Standard deviation: [latex]\sigma_{\scriptsize \bar{X}} = \frac{\sigma}{\sqrt{n}} = \frac{400}{\sqrt{64}} = $50[/latex].
Shape: approximately normal. The population is rightskewed, but the sample size [latex]n = 64 \: > \: 30[/latex], so it is large enough to apply the central limit theorem.  By part (b), [latex]n = 64[/latex] for, the average rent [latex]\bar{X} \sim N(\mu_{\bar{X}}=800, \sigma_{\bar{X}}=50)[/latex]. Hence,[latex]\begin{align*} P(\bar{X} < 980) &= P \left( \frac{\bar{X}  \mu_{\scriptsize \bar{X}}}{\sigma_{\scriptsize \bar{X}}} < \frac{980  \mu_{\scriptsize \bar{X}}}{\sigma_{\scriptsize \bar{X}}} \right) \\ &= P \left( Z \geq \frac{980800}{50} \right) \\ &= P(Z < 3.6) \\ &= 0.9998. \end{align*}[/latex]
 The filledin table is as follows.
 Mean: [latex]\mu_{\scriptsize \bar{X}} = \mu = $800[/latex].

Variable  Mean  Standard Deviation  Shape 
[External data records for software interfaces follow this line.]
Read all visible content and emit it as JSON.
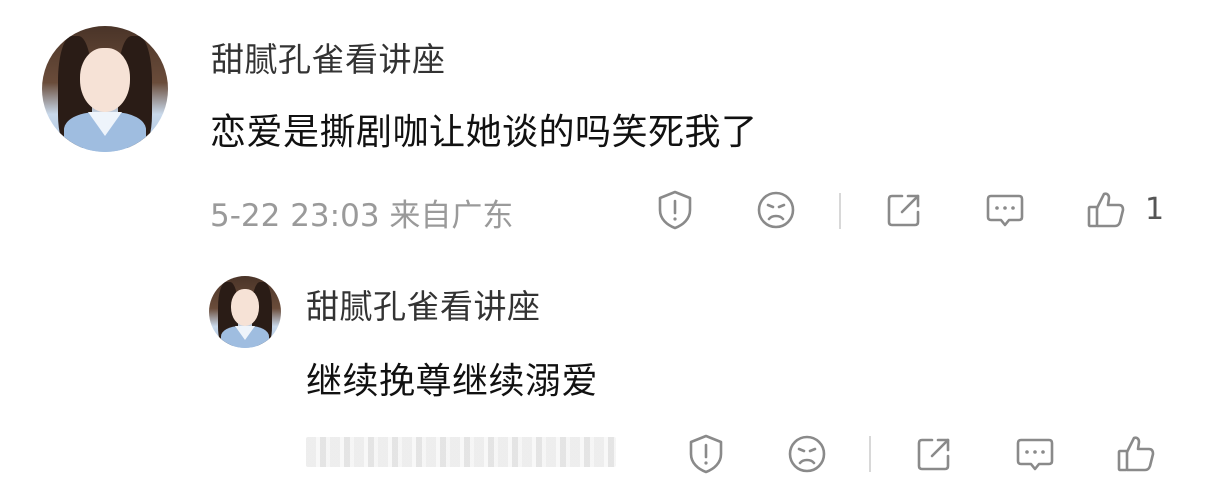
{
  "comment": {
    "user_name": "甜腻孔雀看讲座",
    "text": "恋爱是撕剧咖让她谈的吗笑死我了",
    "meta": "5-22 23:03 来自广东",
    "like_count": "1",
    "icons": [
      "report-icon",
      "dislike-face-icon",
      "share-icon",
      "reply-icon",
      "like-icon"
    ]
  },
  "reply": {
    "user_name": "甜腻孔雀看讲座",
    "text": "继续挽尊继续溺爱",
    "icons": [
      "report-icon",
      "dislike-face-icon",
      "share-icon",
      "reply-icon",
      "like-icon"
    ]
  },
  "colors": {
    "text": "#111111",
    "name": "#333333",
    "meta": "#9a9a9a",
    "icon": "#8a8a8a"
  }
}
[latex]X[/latex] (population)  [latex]\mu = 800[/latex]  [latex]\sigma = 400[/latex]  Not normal, right skewed 
[latex]\bar X[/latex] (sample mean) with [latex]n = 4[/latex]  [latex]\mu_{\scriptsize \bar X} = 800[/latex]  [latex]\sigma_{\scriptsize \bar X} = \frac{400}{\sqrt{4}}=200[/latex]  Not normal right skewed 
[latex]\bar X[/latex] with [latex]n = 100[/latex]  [latex]\mu_{\scriptsize \bar X} = 800[/latex]  [latex]\sigma_{\scriptsize \bar X} = \frac{400}{\sqrt{64}}=50[/latex]  Approximately normal